Hot Weather Safety Tips

Hot Weather Safety Tips

Stay safe while gardening this summer with our hot weather safety tips.

Our gardens need tending to, even as heat levels rise over the summer.  It’s important to protect yourself from heat-related illness, so use these tips from Costa Farms Nurse Practitioner Neyvi Medina.

Educate Yourself on the Symptoms

First off, Neyvi says it’s important to be able to recognize the signs of heat-related illness so you can take action to prevent your body from overheating.

  • Heavy Sweating: It might seem obvious since we naturally sweat when we’re hot, but your body is telling you something if you’re sweating a lot more than usual.
  • Rash: You might develop heat rash (also called prickly heat) if you’re sweating but the sweat isn’t able to evaporate or your sweat glands become blocked. This leads to inflammation and bumps or blisters. It’s especially common where clothing rubs against the skin or crevices like armpits or your groin.
  • Cramps: You might suffer from heat cramps if you’re sweating profusely and not replenishing water and electrolytes.
  • Headache, Nausea, or Dizziness: These may be signs of heat exhaustion, where your body is generating more heat than it’s able to release and starting to suffer from dehydration.
  • Not Sweating: It can be hard to tell if your body has stopped sweating, but if you’re no longer sweating, you may be on the verge of or suffering from heat stroke.

Be Aware of Factors that Can Contribute to Heat Illness

  • Temperature and humidity levels are the most obvious factors that can affect your susceptibility to heat illness, but they’re not the only ones. Neyvi recommends considering other factors like:
  • Alcohol, Sugar, or Caffeine Intake: These compounds may increase your risk of dehydration, particularly in the heat. Reducing sugar, caffeine, and/or alcohol before you’re about to go out gardening (and after, as you recover) on a hot day can be helpful.
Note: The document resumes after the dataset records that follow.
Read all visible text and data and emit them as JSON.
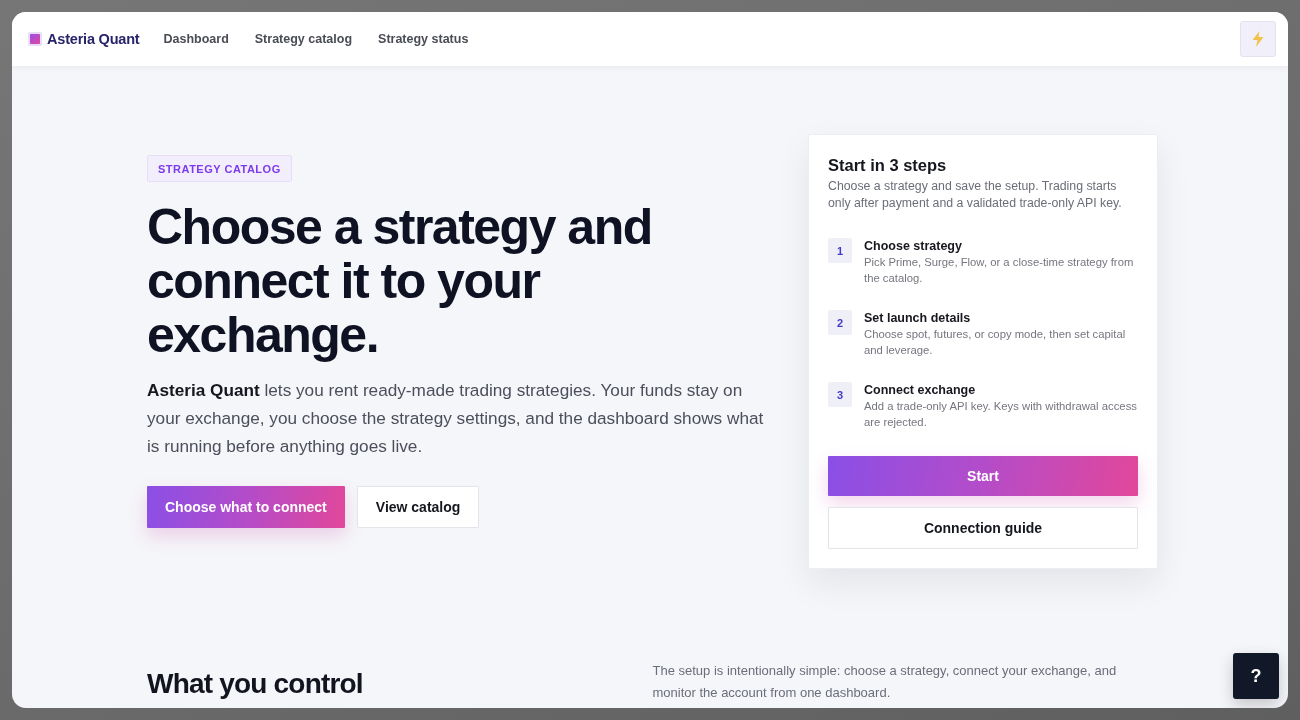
{
  "header": {
    "brand": "Asteria Quant",
    "nav": [
      {
        "label": "Dashboard"
      },
      {
        "label": "Strategy catalog"
      },
      {
        "label": "Strategy status"
      }
    ]
  },
  "hero": {
    "badge": "STRATEGY CATALOG",
    "title": "Choose a strategy and connect it to your exchange.",
    "intro": "**Asteria Quant** lets you rent ready-made trading strategies. Your funds stay on your exchange, you choose the strategy settings, and the dashboard shows what is running before anything goes live.",
    "buttons": [
      {
        "label": "Choose what to connect",
        "kind": "primary"
      },
      {
        "label": "View catalog",
        "kind": "secondary"
      }
    ]
  },
  "steps_card": {
    "title": "Start in 3 steps",
    "description": "Choose a strategy and save the setup. Trading starts only after payment and a validated trade-only API key.",
    "steps": [
      {
        "number": "1",
        "title": "Choose strategy",
        "description": "Pick Prime, Surge, Flow, or a close-time strategy from the catalog."
      },
      {
        "number": "2",
        "title": "Set launch details",
        "description": "Choose spot, futures, or copy mode, then set capital and leverage."
      },
      {
        "number": "3",
        "title": "Connect exchange",
        "description": "Add a trade-only API key. Keys with withdrawal access are rejected."
      }
    ],
    "buttons": [
      {
        "label": "Start",
        "kind": "primary"
      },
      {
        "label": "Connection guide",
        "kind": "secondary"
      }
    ]
  },
  "control_section": {
    "title": "What you control",
    "description": "The setup is intentionally simple: choose a strategy, connect your exchange, and monitor the account from one dashboard."
  },
  "help_button": {
    "label": "?"
  }
}
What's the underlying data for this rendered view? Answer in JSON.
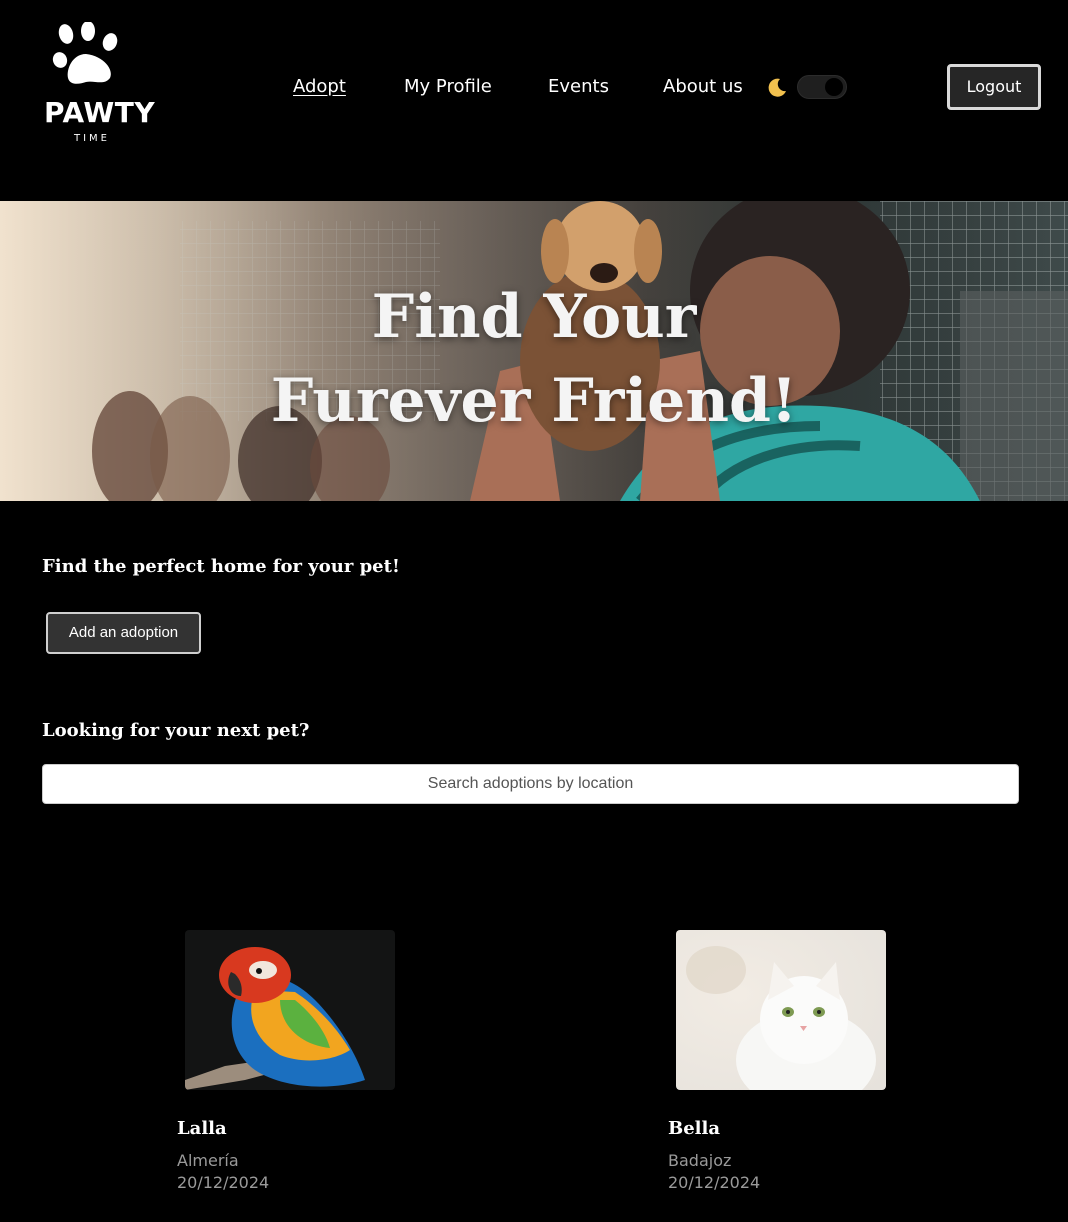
{
  "brand": {
    "name": "PAWTY",
    "tagline": "TIME"
  },
  "nav": {
    "items": [
      {
        "label": "Adopt",
        "active": true
      },
      {
        "label": "My Profile",
        "active": false
      },
      {
        "label": "Events",
        "active": false
      },
      {
        "label": "About us",
        "active": false
      }
    ],
    "theme_icon": "moon-icon",
    "dark_mode_toggle": "on",
    "logout_label": "Logout"
  },
  "hero": {
    "line1": "Find Your",
    "line2": "Furever Friend!"
  },
  "section": {
    "heading": "Find the perfect home for your pet!",
    "add_label": "Add an adoption",
    "search_heading": "Looking for your next pet?",
    "search_placeholder": "Search adoptions by location",
    "search_value": ""
  },
  "adoptions": [
    {
      "name": "Lalla",
      "location": "Almería",
      "date": "20/12/2024",
      "photo": "parrot-photo"
    },
    {
      "name": "Bella",
      "location": "Badajoz",
      "date": "20/12/2024",
      "photo": "white-cat-photo"
    }
  ],
  "colors": {
    "background": "#000000",
    "text": "#ffffff",
    "muted": "#9a9a9a",
    "button": "#333333"
  }
}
And though you may want an extra boost, it’s wise to avoid energy drinks.
  • Acclimatization: It can make a difference based on what your body is used to if you’re working on a typically hot day for your area versus if your area is experiencing hotter-than-average temperatures from a sudden heatwave.
  • Medication Use: Some medications (even over-the-counter drugs like cold medicine, which can increase dehydration) may increase the risk for heat illness.

Rest Under Shade and Hydrate (R.U.S.H.)

Here at Costa Farms, we let our team take breaks whenever they feel they need it—and you should do the same. It’s best to take a break in the shade or in air conditioning and drink water at least once every 15 to 30 minutes while you’re actively working when the temperature is over 90F. Nevyi advises drinking a quart or so of water per hour as you work.

If you have the opportunity, plan to do the hardest physical activity during the cooler morning and evening hours of the day or when the area you’ll be working in is shaded.

Keep your skin safe by using sunscreen before you go out. If you’re sweating profusely, you may need to reapply it as you work. Wearing a hat can help shade your face, ears, and neck to protect them from the sun and its heating rays.

Wearing light-color clothing can also be helpful; light colors reflect heat while dark colors absorb heat. 

Written by Justin Hancock